The new lettering also has plenty of fans.

Attorney Jennifer Welsh Zeiter said at the last council meeting that she found the police cars “exceptional” and questioned the loyalty of anyone who objected to the American flag display.

“They are so filled with hatred toward this ... office of the president of the United States and the current occupant of that office,” she said, “that they cannot see through their current biases to realize that a police vehicle with the American flag is the ultimate American expression.”

A small group of demonstrators gathered near the beach Monday afternoon to show support for the new-look squad cars.


The matter dates to February, when the council initially agreed to repaint its 11 mostly white squad cars, which are Ford Explorers, in black and white with the image of Old Glory running through the word “police” on the doors.

The proposed graphic that the council unanimously approved then was a more muted version — what City Manager John Pietig called “a cloud-like look” of the design that now appears on the cars, according to a city staff report.

On Tuesday, the council will decide whether to continue with the logo or choose an alternative “out of an abundance of caution to address questions that have been raised about the process,” Pietig said two weeks ago.

Nevertheless, the questions about process turned into an online debate about intent.

“People are screaming that the American flag on a police car is somehow or another ... hurting people’s feelings who might be immigrants or visitors,” said Councilman Peter Blake. “People are actually ridiculous enough to bring up comments about our cop cars having American flags on them.”

Emil Monda, president of the Laguna Beach Republicans, said he thought the conversation surrounding the car designs was “bizarre.”

“It’s the flag of the United States of America,” Monda said. “It’s not a Republican flag, it’s not a Democrat flag.
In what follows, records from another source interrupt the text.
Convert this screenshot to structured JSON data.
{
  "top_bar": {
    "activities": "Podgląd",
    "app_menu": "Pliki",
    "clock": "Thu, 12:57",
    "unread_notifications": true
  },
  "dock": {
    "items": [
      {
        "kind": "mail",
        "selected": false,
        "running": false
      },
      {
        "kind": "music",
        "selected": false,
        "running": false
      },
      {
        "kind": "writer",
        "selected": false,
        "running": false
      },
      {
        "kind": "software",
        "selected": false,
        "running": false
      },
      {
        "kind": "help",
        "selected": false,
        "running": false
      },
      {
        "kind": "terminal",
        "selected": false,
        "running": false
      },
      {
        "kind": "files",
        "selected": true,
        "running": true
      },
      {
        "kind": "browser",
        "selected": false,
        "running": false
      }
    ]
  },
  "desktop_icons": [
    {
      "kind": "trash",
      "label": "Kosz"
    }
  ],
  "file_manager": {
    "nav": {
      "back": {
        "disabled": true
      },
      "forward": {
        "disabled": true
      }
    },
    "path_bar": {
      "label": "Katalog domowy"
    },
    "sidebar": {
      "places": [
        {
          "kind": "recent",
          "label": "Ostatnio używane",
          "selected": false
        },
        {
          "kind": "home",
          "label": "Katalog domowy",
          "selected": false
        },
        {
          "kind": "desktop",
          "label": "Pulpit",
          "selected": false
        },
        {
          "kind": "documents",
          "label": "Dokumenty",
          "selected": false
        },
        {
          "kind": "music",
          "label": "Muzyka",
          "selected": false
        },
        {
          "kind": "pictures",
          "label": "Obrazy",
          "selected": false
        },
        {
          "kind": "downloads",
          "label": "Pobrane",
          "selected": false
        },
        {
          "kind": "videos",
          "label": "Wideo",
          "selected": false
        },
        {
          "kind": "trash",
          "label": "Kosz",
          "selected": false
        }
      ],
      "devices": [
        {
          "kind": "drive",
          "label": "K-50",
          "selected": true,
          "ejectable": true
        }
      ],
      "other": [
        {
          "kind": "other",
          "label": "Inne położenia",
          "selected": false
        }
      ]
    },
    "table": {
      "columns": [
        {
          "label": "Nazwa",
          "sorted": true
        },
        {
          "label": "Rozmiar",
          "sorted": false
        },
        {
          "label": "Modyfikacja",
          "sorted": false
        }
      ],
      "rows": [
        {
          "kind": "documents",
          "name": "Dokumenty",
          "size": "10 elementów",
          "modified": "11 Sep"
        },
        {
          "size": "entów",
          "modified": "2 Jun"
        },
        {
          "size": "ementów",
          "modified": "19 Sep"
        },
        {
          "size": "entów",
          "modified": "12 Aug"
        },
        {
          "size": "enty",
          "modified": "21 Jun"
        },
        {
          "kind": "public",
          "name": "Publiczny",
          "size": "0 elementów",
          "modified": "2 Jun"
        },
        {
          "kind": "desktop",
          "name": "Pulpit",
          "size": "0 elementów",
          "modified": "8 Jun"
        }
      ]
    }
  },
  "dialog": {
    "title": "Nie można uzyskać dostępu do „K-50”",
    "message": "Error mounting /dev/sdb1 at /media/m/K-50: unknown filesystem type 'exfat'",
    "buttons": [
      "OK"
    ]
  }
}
It’s our flag, and we can’t lose that.”


Those driving the vehicles haven’t heard complaints.

“Every time I came to a stop sign, every time I came to a red light, somebody is telling me the car looks great,” Laguna Beach Police Cpl. Ryan Hotchkiss said at the March meeting. “Every one of our members that drives the car loves it, and we look forward to keeping them the way they are.”

Faith E. Pinho writes for Times Community News.